She said she never had any financial worries, noting that she had sole control of an $11-million account. “I could have written a check for the whole amount,” she testified.
A document from the divorce proceedings, produced at Donell’s trial, showed that she also had a monthly allowance of $5,000 for groceries, $3,300 for dinners, $1,200 for lunches, $10,000 for dinner parties and $25,000 for clothing and other accessories.
Husband Takes Stand
During final arguments in Donell’s criminal trial, Donald Randolph, the butler’s defense attorney, told the jury that it would come down to Libby Keck’s word against his client’s. “She says X, and he says Y.”
It did not help Libby Keck when her husband took the witness stand and told the jury that she was not one to be trusted. “I don’t think she is a truthful person,” he testified.
After acquitting Donell, jury foreman Joel Nenzell said the jurors did not necessarily believe Donell was innocent--only that his story seemed more believable than Libby Keck’s.
Despite his acquittal, Donell is not out of the woods.

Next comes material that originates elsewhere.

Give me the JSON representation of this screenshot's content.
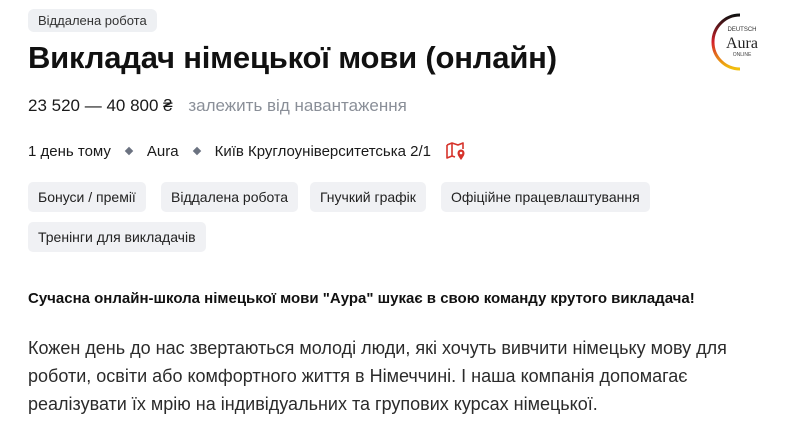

Libby Keck has sued him in civil court for theft, slander, invasion of privacy and infliction of emotional distress, demanding $31 million. The former butler, who earned $25,000 a year, has been representing himself during the pretrial machinations.
Libby Keck said she filed the suit to clear her name.
“I want the truth out. I don’t want to live with the lies that have been cast upon me by the bludgeonings of fate,” she said. “Until about three years ago, I lived a charmed existence. But now, oh, what a nightmare.”